If you had to describe your creative style, the part of your work that’s most distinctively “you”, what would it be?
Stylized, subversive, and smart. I strive to have my work embody a balance between these three aspects. While I really care about craft, I try not to create work that is pretty for pretty's sake. I want to grab the viewer's attention with a strong visual, and then have them find a slight twist or deeper meaning when they take a second look.
Who are some of the biggest influences on your work and career, people who may have had a hand in mentoring and supporting you?
My SVA instructors Dan Blackman (YG9) and Natasha Jen (YG3) taught me so much about craft and responsibility when I was a huge mess of a student. At my first full time job at Anomaly, I met four incredible women who mentored me through my career journey and shifts: Cynthia Pratomo, Ida Gronblom, Jen Leartanasan, and Lea Egan. I had always thought I wanted to champion design, but as I grew and started shifting into art and creative direction, they were incredibly supportive.
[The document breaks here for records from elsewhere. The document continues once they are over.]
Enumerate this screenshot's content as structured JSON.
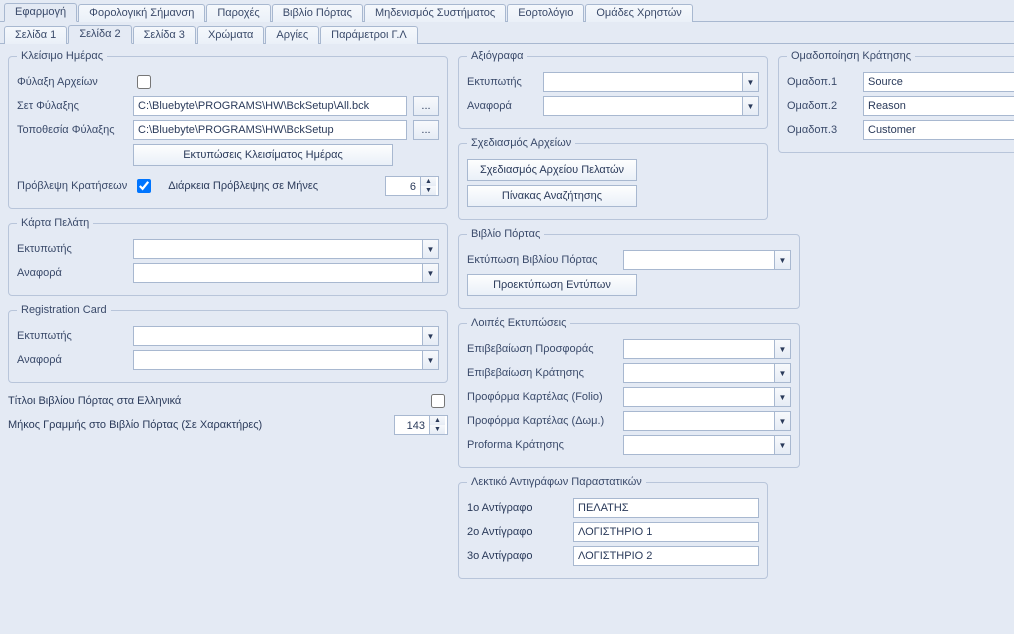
{
  "topTabs": [
    "Εφαρμογή",
    "Φορολογική Σήμανση",
    "Παροχές",
    "Βιβλίο Πόρτας",
    "Μηδενισμός Συστήματος",
    "Εορτολόγιο",
    "Ομάδες Χρηστών"
  ],
  "activeTopTab": 0,
  "subTabs": [
    "Σελίδα 1",
    "Σελίδα 2",
    "Σελίδα 3",
    "Χρώματα",
    "Αργίες",
    "Παράμετροι Γ.Λ"
  ],
  "activeSubTab": 1,
  "dayClose": {
    "legend": "Κλείσιμο Ημέρας",
    "archiveLabel": "Φύλαξη Αρχείων",
    "archiveChecked": false,
    "setLabel": "Σετ Φύλαξης",
    "setValue": "C:\\Bluebyte\\PROGRAMS\\HW\\BckSetup\\All.bck",
    "locLabel": "Τοποθεσία Φύλαξης",
    "locValue": "C:\\Bluebyte\\PROGRAMS\\HW\\BckSetup",
    "printBtn": "Εκτυπώσεις Κλεισίματος Ημέρας",
    "forecastLabel": "Πρόβλεψη Κρατήσεων",
    "forecastChecked": true,
    "forecastMonthsLabel": "Διάρκεια Πρόβλεψης σε Μήνες",
    "forecastMonths": "6"
  },
  "customerCard": {
    "legend": "Κάρτα Πελάτη",
    "printerLabel": "Εκτυπωτής",
    "printerValue": "",
    "reportLabel": "Αναφορά",
    "reportValue": ""
  },
  "regCard": {
    "legend": "Registration Card",
    "printerLabel": "Εκτυπωτής",
    "printerValue": "",
    "reportLabel": "Αναφορά",
    "reportValue": ""
  },
  "doorBookExtra": {
    "greekTitlesLabel": "Τίτλοι Βιβλίου Πόρτας στα Ελληνικά",
    "greekTitlesChecked": false,
    "lineLenLabel": "Μήκος Γραμμής στο Βιβλίο Πόρτας (Σε Χαρακτήρες)",
    "lineLen": "143"
  },
  "axiografa": {
    "legend": "Αξιόγραφα",
    "printerLabel": "Εκτυπωτής",
    "printerValue": "",
    "reportLabel": "Αναφορά",
    "reportValue": ""
  },
  "fileDesign": {
    "legend": "Σχεδιασμός Αρχείων",
    "btn1": "Σχεδιασμός Αρχείου Πελατών",
    "btn2": "Πίνακας Αναζήτησης"
  },
  "doorBook": {
    "legend": "Βιβλίο Πόρτας",
    "printLabel": "Εκτύπωση Βιβλίου Πόρτας",
    "printValue": "",
    "btn": "Προεκτύπωση Εντύπων"
  },
  "otherPrints": {
    "legend": "Λοιπές Εκτυπώσεις",
    "items": [
      {
        "label": "Επιβεβαίωση Προσφοράς",
        "value": ""
      },
      {
        "label": "Επιβεβαίωση Κράτησης",
        "value": ""
      },
      {
        "label": "Προφόρμα Καρτέλας (Folio)",
        "value": ""
      },
      {
        "label": "Προφόρμα Καρτέλας (Δωμ.)",
        "value": ""
      },
      {
        "label": "Proforma Κράτησης",
        "value": ""
      }
    ]
  },
  "copies": {
    "legend": "Λεκτικό Αντιγράφων Παραστατικών",
    "items": [
      {
        "label": "1ο Αντίγραφο",
        "value": "ΠΕΛΑΤΗΣ"
      },
      {
        "label": "2ο Αντίγραφο",
        "value": "ΛΟΓΙΣΤΗΡΙΟ 1"
      },
      {
        "label": "3ο Αντίγραφο",
        "value": "ΛΟΓΙΣΤΗΡΙΟ 2"
      }
    ]
  },
  "grouping": {
    "legend": "Ομαδοποίηση Κράτησης",
    "items": [
      {
        "label": "Ομαδοπ.1",
        "value": "Source"
      },
      {
        "label": "Ομαδοπ.2",
        "value": "Reason"
      },
      {
        "label": "Ομαδοπ.3",
        "value": "Customer"
      }
    ]
  }
}
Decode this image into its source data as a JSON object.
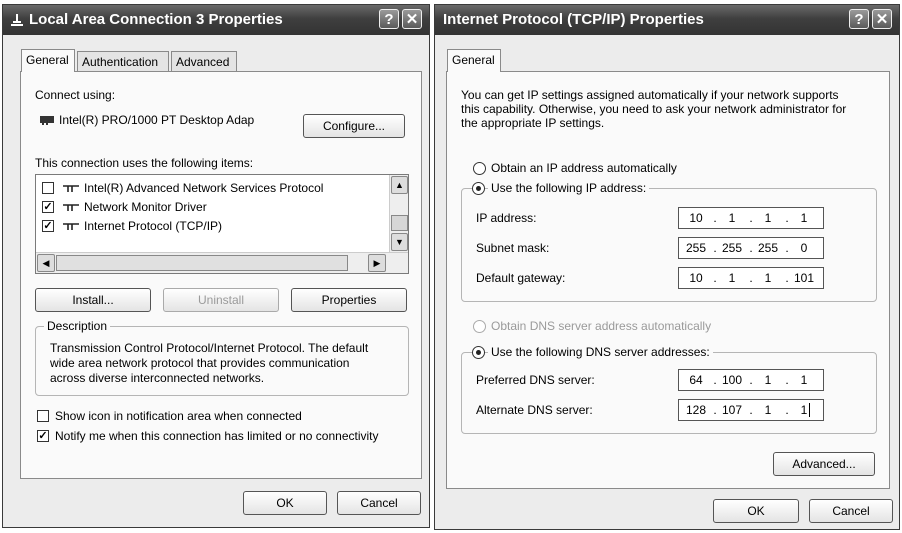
{
  "left_window": {
    "title": "Local Area Connection 3 Properties",
    "tabs": [
      "General",
      "Authentication",
      "Advanced"
    ],
    "connect_using_label": "Connect using:",
    "adapter_name": "Intel(R) PRO/1000 PT Desktop Adap",
    "configure_button": "Configure...",
    "items_label": "This connection uses the following items:",
    "items": [
      {
        "label": "Intel(R) Advanced Network Services Protocol",
        "checked": false
      },
      {
        "label": "Network Monitor Driver",
        "checked": true
      },
      {
        "label": "Internet Protocol (TCP/IP)",
        "checked": true
      }
    ],
    "install_button": "Install...",
    "uninstall_button": "Uninstall",
    "properties_button": "Properties",
    "description_legend": "Description",
    "description_text": [
      "Transmission Control Protocol/Internet Protocol. The default",
      "wide area network protocol that provides communication",
      "across diverse interconnected networks."
    ],
    "show_icon_label": "Show icon in notification area when connected",
    "show_icon_checked": false,
    "notify_label": "Notify me when this connection has limited or no connectivity",
    "notify_checked": true,
    "ok_button": "OK",
    "cancel_button": "Cancel"
  },
  "right_window": {
    "title": "Internet Protocol (TCP/IP) Properties",
    "tabs": [
      "General"
    ],
    "intro_text": [
      "You can get IP settings assigned automatically if your network supports",
      "this capability. Otherwise, you need to ask your network administrator for",
      "the appropriate IP settings."
    ],
    "obtain_ip_auto": "Obtain an IP address automatically",
    "use_following_ip": "Use the following IP address:",
    "ip_label": "IP address:",
    "ip_value": [
      "10",
      "1",
      "1",
      "1"
    ],
    "subnet_label": "Subnet mask:",
    "subnet_value": [
      "255",
      "255",
      "255",
      "0"
    ],
    "gateway_label": "Default gateway:",
    "gateway_value": [
      "10",
      "1",
      "1",
      "101"
    ],
    "obtain_dns_auto": "Obtain DNS server address automatically",
    "use_following_dns": "Use the following DNS server addresses:",
    "preferred_dns_label": "Preferred DNS server:",
    "preferred_dns_value": [
      "64",
      "100",
      "1",
      "1"
    ],
    "alternate_dns_label": "Alternate DNS server:",
    "alternate_dns_value": [
      "128",
      "107",
      "1",
      "1"
    ],
    "advanced_button": "Advanced...",
    "ok_button": "OK",
    "cancel_button": "Cancel"
  },
  "icons": [
    "network-connection-icon",
    "help-icon",
    "close-icon",
    "network-adapter-icon",
    "protocol-icon",
    "scroll-up-icon",
    "scroll-down-icon",
    "scroll-left-icon",
    "scroll-right-icon"
  ]
}
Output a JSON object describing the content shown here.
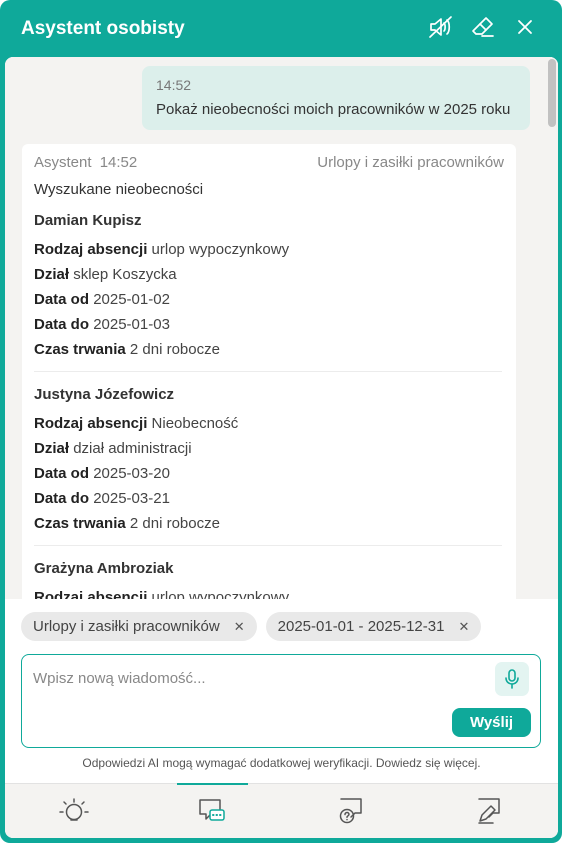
{
  "header": {
    "title": "Asystent osobisty",
    "icons": [
      "speaker-muted-icon",
      "eraser-icon",
      "close-icon"
    ]
  },
  "user_message": {
    "time": "14:52",
    "text": "Pokaż nieobecności moich pracowników w 2025 roku"
  },
  "bot_message": {
    "author": "Asystent",
    "time": "14:52",
    "category": "Urlopy i zasiłki pracowników",
    "intro": "Wyszukane nieobecności",
    "labels": {
      "type": "Rodzaj absencji",
      "dept": "Dział",
      "from": "Data od",
      "to": "Data do",
      "duration": "Czas trwania"
    },
    "people": [
      {
        "name": "Damian Kupisz",
        "type": "urlop wypoczynkowy",
        "dept": "sklep Koszycka",
        "from": "2025-01-02",
        "to": "2025-01-03",
        "duration": "2 dni robocze"
      },
      {
        "name": "Justyna Józefowicz",
        "type": "Nieobecność",
        "dept": "dział administracji",
        "from": "2025-03-20",
        "to": "2025-03-21",
        "duration": "2 dni robocze"
      },
      {
        "name": "Grażyna Ambroziak",
        "type": "urlop wypoczynkowy"
      }
    ]
  },
  "chips": [
    {
      "label": "Urlopy i zasiłki pracowników"
    },
    {
      "label": "2025-01-01 - 2025-12-31"
    }
  ],
  "composer": {
    "placeholder": "Wpisz nową wiadomość...",
    "send_label": "Wyślij"
  },
  "disclaimer": "Odpowiedzi AI mogą wymagać dodatkowej weryfikacji. Dowiedz się więcej.",
  "bottom_nav": [
    {
      "icon": "lightbulb-icon",
      "active": false
    },
    {
      "icon": "chat-icon",
      "active": true
    },
    {
      "icon": "help-chat-icon",
      "active": false
    },
    {
      "icon": "edit-chat-icon",
      "active": false
    }
  ],
  "colors": {
    "accent": "#0fa99a",
    "user_bubble": "#dcefeb",
    "chat_bg": "#f4f3f1"
  }
}
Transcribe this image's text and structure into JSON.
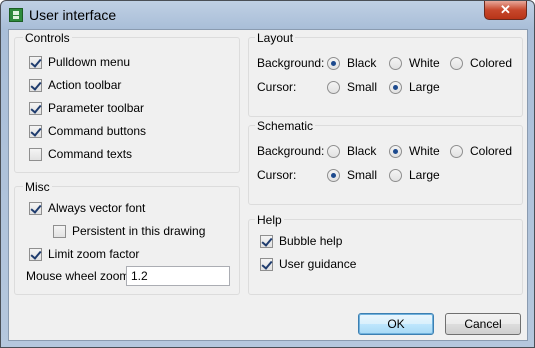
{
  "window": {
    "title": "User interface",
    "close_glyph": "✕"
  },
  "controls": {
    "title": "Controls",
    "items": [
      {
        "label": "Pulldown menu",
        "checked": true
      },
      {
        "label": "Action toolbar",
        "checked": true
      },
      {
        "label": "Parameter toolbar",
        "checked": true
      },
      {
        "label": "Command buttons",
        "checked": true
      },
      {
        "label": "Command texts",
        "checked": false
      }
    ]
  },
  "misc": {
    "title": "Misc",
    "always_vector_font": {
      "label": "Always vector font",
      "checked": true
    },
    "persistent": {
      "label": "Persistent in this drawing",
      "checked": false
    },
    "limit_zoom": {
      "label": "Limit zoom factor",
      "checked": true
    },
    "mouse_wheel_zoom": {
      "label": "Mouse wheel zoom",
      "value": "1.2"
    }
  },
  "layout": {
    "title": "Layout",
    "background_label": "Background:",
    "background_options": [
      {
        "label": "Black",
        "selected": true
      },
      {
        "label": "White",
        "selected": false
      },
      {
        "label": "Colored",
        "selected": false
      }
    ],
    "cursor_label": "Cursor:",
    "cursor_options": [
      {
        "label": "Small",
        "selected": false
      },
      {
        "label": "Large",
        "selected": true
      }
    ]
  },
  "schematic": {
    "title": "Schematic",
    "background_label": "Background:",
    "background_options": [
      {
        "label": "Black",
        "selected": false
      },
      {
        "label": "White",
        "selected": true
      },
      {
        "label": "Colored",
        "selected": false
      }
    ],
    "cursor_label": "Cursor:",
    "cursor_options": [
      {
        "label": "Small",
        "selected": true
      },
      {
        "label": "Large",
        "selected": false
      }
    ]
  },
  "help": {
    "title": "Help",
    "bubble_help": {
      "label": "Bubble help",
      "checked": true
    },
    "user_guidance": {
      "label": "User guidance",
      "checked": true
    }
  },
  "buttons": {
    "ok": "OK",
    "cancel": "Cancel"
  }
}
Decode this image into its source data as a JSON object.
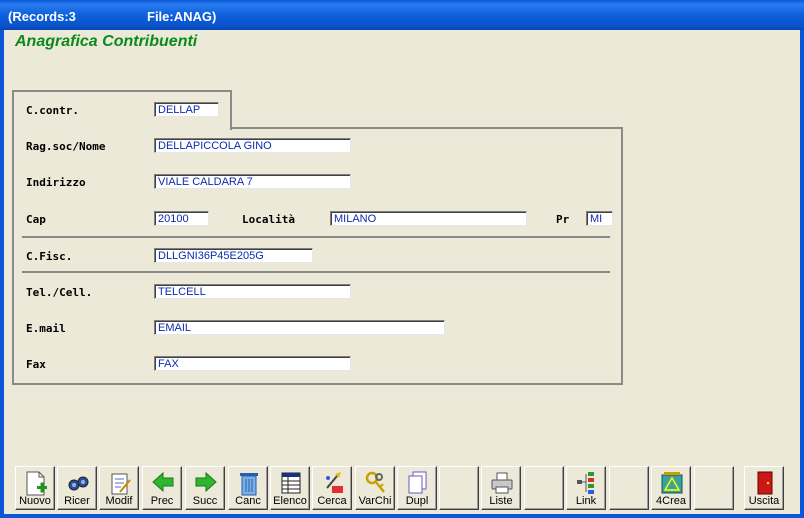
{
  "window": {
    "records": "(Records:3",
    "file": "File:ANAG)"
  },
  "form": {
    "title": "Anagrafica Contribuenti",
    "c_contr": {
      "label": "C.contr.",
      "value": "DELLAP"
    },
    "rag_soc": {
      "label": "Rag.soc/Nome",
      "value": "DELLAPICCOLA GINO"
    },
    "indirizzo": {
      "label": "Indirizzo",
      "value": "VIALE CALDARA 7"
    },
    "cap": {
      "label": "Cap",
      "value": "20100"
    },
    "localita": {
      "label": "Località",
      "value": "MILANO"
    },
    "pr": {
      "label": "Pr",
      "value": "MI"
    },
    "c_fisc": {
      "label": "C.Fisc.",
      "value": "DLLGNI36P45E205G"
    },
    "tel": {
      "label": "Tel./Cell.",
      "value": "TELCELL"
    },
    "email": {
      "label": "E.mail",
      "value": "EMAIL"
    },
    "fax": {
      "label": "Fax",
      "value": "FAX"
    }
  },
  "toolbar": {
    "nuovo": "Nuovo",
    "ricer": "Ricer",
    "modif": "Modif",
    "prec": "Prec",
    "succ": "Succ",
    "canc": "Canc",
    "elenco": "Elenco",
    "cerca": "Cerca",
    "varchi": "VarChi",
    "dupl": "Dupl",
    "liste": "Liste",
    "link": "Link",
    "crea": "4Crea",
    "uscita": "Uscita"
  }
}
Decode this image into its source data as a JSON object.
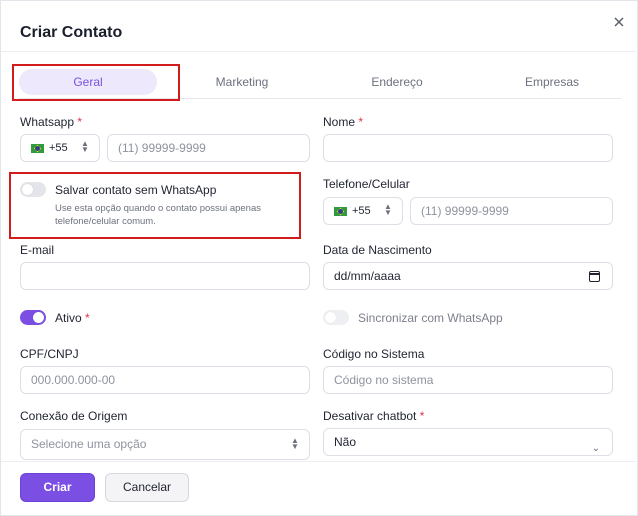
{
  "dialog": {
    "title": "Criar Contato",
    "close_icon": "close-icon"
  },
  "tabs": [
    {
      "label": "Geral",
      "active": true
    },
    {
      "label": "Marketing",
      "active": false
    },
    {
      "label": "Endereço",
      "active": false
    },
    {
      "label": "Empresas",
      "active": false
    }
  ],
  "form": {
    "whatsapp": {
      "label": "Whatsapp",
      "required": "*",
      "country_code": "+55",
      "flag": "brazil-flag-icon",
      "placeholder": "(11) 99999-9999"
    },
    "nome": {
      "label": "Nome",
      "required": "*",
      "value": ""
    },
    "salvar_sem_whatsapp": {
      "label": "Salvar contato sem WhatsApp",
      "hint_line1": "Use esta opção quando o contato possui apenas",
      "hint_line2": "telefone/celular comum.",
      "checked": false
    },
    "telefone": {
      "label": "Telefone/Celular",
      "country_code": "+55",
      "flag": "brazil-flag-icon",
      "placeholder": "(11) 99999-9999"
    },
    "email": {
      "label": "E-mail",
      "value": ""
    },
    "nascimento": {
      "label": "Data de Nascimento",
      "placeholder": "dd/mm/aaaa"
    },
    "ativo": {
      "label": "Ativo",
      "required": "*",
      "checked": true
    },
    "sincronizar": {
      "label": "Sincronizar com WhatsApp",
      "checked": false
    },
    "cpf": {
      "label": "CPF/CNPJ",
      "placeholder": "000.000.000-00"
    },
    "codigo": {
      "label": "Código no Sistema",
      "placeholder": "Código no sistema"
    },
    "conexao": {
      "label": "Conexão de Origem",
      "placeholder": "Selecione uma opção"
    },
    "chatbot": {
      "label": "Desativar chatbot",
      "required": "*",
      "value": "Não"
    }
  },
  "footer": {
    "create_label": "Criar",
    "cancel_label": "Cancelar"
  },
  "colors": {
    "accent": "#7b4fe3",
    "highlight_border": "#d21c1c",
    "required": "#e0344c"
  }
}
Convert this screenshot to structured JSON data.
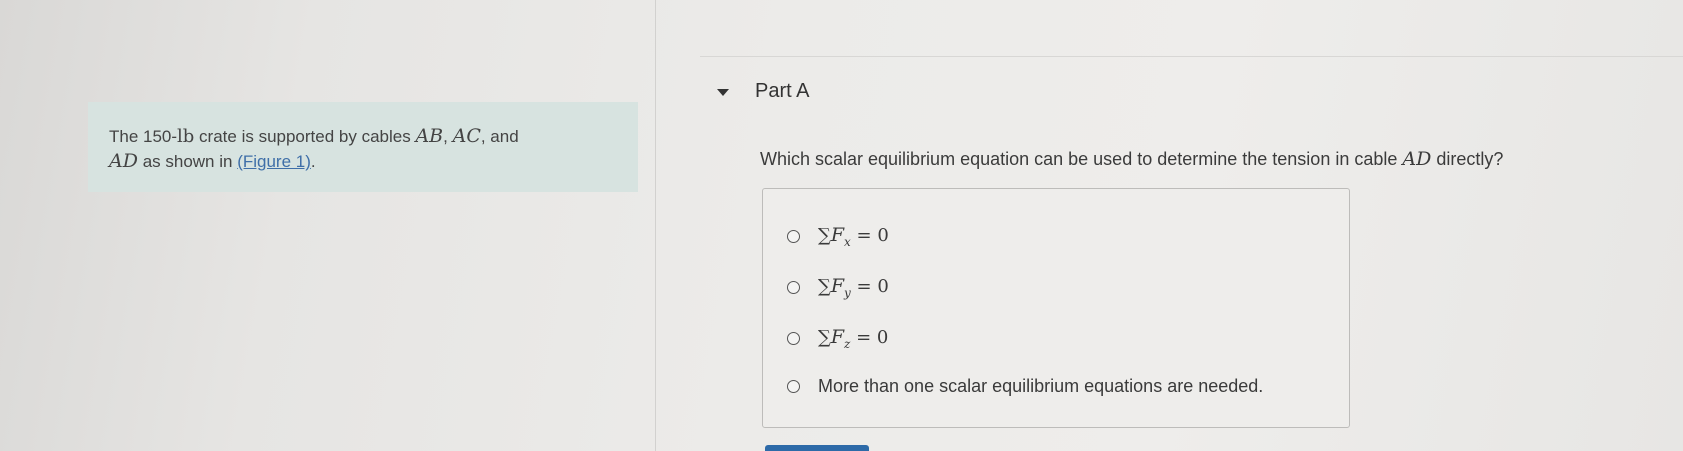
{
  "problem": {
    "text_1": "The 150-",
    "weight_unit": "lb",
    "text_2": " crate is supported by cables ",
    "cable_1": "AB",
    "sep_1": ", ",
    "cable_2": "AC",
    "text_3": ", and",
    "cable_3": "AD",
    "text_4": " as shown in ",
    "figure_link": "(Figure 1)",
    "text_5": "."
  },
  "part": {
    "title": "Part A",
    "toggle_icon": "caret-down-icon"
  },
  "question": {
    "text_before": "Which scalar equilibrium equation can be used to determine the tension in cable ",
    "cable": "AD",
    "text_after": " directly?"
  },
  "options": [
    {
      "sum": "∑",
      "var": "F",
      "sub": "x",
      "eq": " = 0"
    },
    {
      "sum": "∑",
      "var": "F",
      "sub": "y",
      "eq": " = 0"
    },
    {
      "sum": "∑",
      "var": "F",
      "sub": "z",
      "eq": " = 0"
    },
    {
      "text": "More than one scalar equilibrium equations are needed."
    }
  ]
}
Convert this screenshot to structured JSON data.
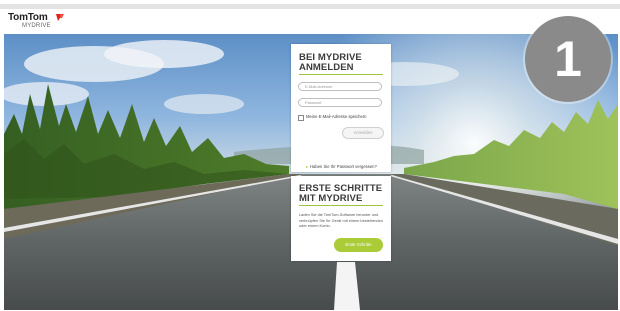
{
  "brand": {
    "name": "TomTom",
    "product": "MYDRIVE",
    "logo_color": "#e2231a"
  },
  "login_panel": {
    "title_line1": "BEI MYDRIVE",
    "title_line2": "ANMELDEN",
    "email_placeholder": "E-Mail-Adresse",
    "password_placeholder": "Passwort",
    "remember_label": "Meine E-Mail-Adresse speichern",
    "remember_checked": false,
    "login_button": "Anmelden",
    "forgot_link": "Haben Sie Ihr Passwort vergessen?"
  },
  "start_panel": {
    "title_line1": "ERSTE SCHRITTE",
    "title_line2": "MIT MYDRIVE",
    "description": "Laden Sie die TomTom-Software herunter und verknüpfen Sie Ihr Gerät mit einem bestehenden oder einem Konto.",
    "button": "Erste Schritte"
  },
  "step_badge": {
    "label": "1"
  },
  "colors": {
    "accent_green": "#a9cc37",
    "badge_gray": "#8a8a8a"
  }
}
They helped me figure out my process, master my presentation style, and they taught me so much in and out of work. Each one of them has seen me cry from various reasons like pressure at work to heartbreak out of work, and they guided me with open arms. I am incredibly grateful for them.
Now that you’re in the Young Guns family, are there any past winners you look up to and admire?
Pretty much all of them, but some recent winners that come to mind: Mathery (YG16), Noemie Le Coz (YG15), Leo Porto (YG17), Nadia Lee Cohen (YG16), Tal Mydian (YG16), and Zipeng Zhu (YG13). Some of these winners I admire from afar, and some of them I'm lucky enough to call friends.
It goes without saying that 2020 has been a pretty crazy year, with a global pandemic and social upheaval shaping so many facets of our lives. Aside from the positive news of winning Young Guns, how has this year been for you?
This year has been crazy! Despite the pandemic, I'm also going through some of the biggest changes I've ever gone through in my personal life this year. The biggest lesson I've learned is to try not to care so much about what others think. It's not a new concept, and I've heard it so many times, but really putting it into practice was not easy. It sounds so simple right? At the end of the day, when you look at yourself, it's most important that you are proud of the person you've become. For the first time in a long time, I'm happy to be taking care of me.
Name a creative/professional dream that you have yet to fulfill — hey, maybe Young Guns can help propel you in that direction!
My new creative goal is to direct a music video for an artist I love! I get the pleasure of doing work that's adjacent to that output at Spotify, but I hope to one day work with an artist over a period of time or creative direct every output of an album.
WORDS FROM THE JURY
"Edward Yeung is a talented art director born between analog and digital. Their expression is marked by a nostalgic color scheme and typography. As a result, their work is made of universal design elements but with a unique realization. They are a creator with an excellent sense of balance between expression and concept."
Creative Director/Design Strategist
Young Guns 7 Winner
"What’s better than spectacular work? Spectacular work with purpose! Edward brings forth their activism in an unapologetically rich and vibrant style, giving a platform and a voice to the marginalised. Their socially-charged work is a beautiful crusade for good that empowers and uplifts both visually and emotively."
Executive Creative Director
Make sure to check out all the Young Guns 18 Winners in the archive!